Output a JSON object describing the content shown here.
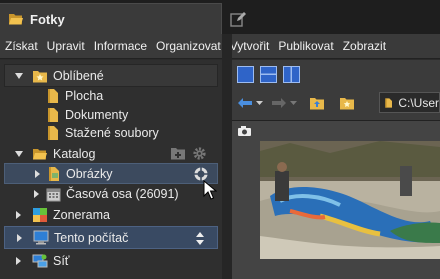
{
  "window": {
    "tab_title": "Fotky"
  },
  "menu": [
    "Získat",
    "Upravit",
    "Informace",
    "Organizovat",
    "Vytvořit",
    "Publikovat",
    "Zobrazit"
  ],
  "sidebar": {
    "favorites": {
      "label": "Oblíbené",
      "items": [
        {
          "label": "Plocha"
        },
        {
          "label": "Dokumenty"
        },
        {
          "label": "Stažené soubory"
        }
      ]
    },
    "catalog": {
      "label": "Katalog",
      "items": [
        {
          "label": "Obrázky"
        },
        {
          "label": "Časová osa (26091)"
        },
        {
          "label": "Zonerama"
        }
      ]
    },
    "computer": {
      "label": "Tento počítač"
    },
    "network": {
      "label": "Síť"
    }
  },
  "browser": {
    "path": "C:\\User"
  },
  "colors": {
    "accent": "#4a7fd4",
    "folder": "#e8b84a",
    "selected_row": "#3c4a5e"
  }
}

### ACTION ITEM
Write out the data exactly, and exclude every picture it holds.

### TASK OUTPUT
Output a JSON object describing the content shown here.
{
  "window": {
    "tab_title": "Fotky"
  },
  "menu": [
    "Získat",
    "Upravit",
    "Informace",
    "Organizovat",
    "Vytvořit",
    "Publikovat",
    "Zobrazit"
  ],
  "sidebar": {
    "favorites": {
      "label": "Oblíbené",
      "items": [
        {
          "label": "Plocha"
        },
        {
          "label": "Dokumenty"
        },
        {
          "label": "Stažené soubory"
        }
      ]
    },
    "catalog": {
      "label": "Katalog",
      "items": [
        {
          "label": "Obrázky"
        },
        {
          "label": "Časová osa (26091)"
        },
        {
          "label": "Zonerama"
        }
      ]
    },
    "computer": {
      "label": "Tento počítač"
    },
    "network": {
      "label": "Síť"
    }
  },
  "browser": {
    "path": "C:\\User"
  },
  "colors": {
    "accent": "#4a7fd4",
    "folder": "#e8b84a",
    "selected_row": "#3c4a5e"
  }
}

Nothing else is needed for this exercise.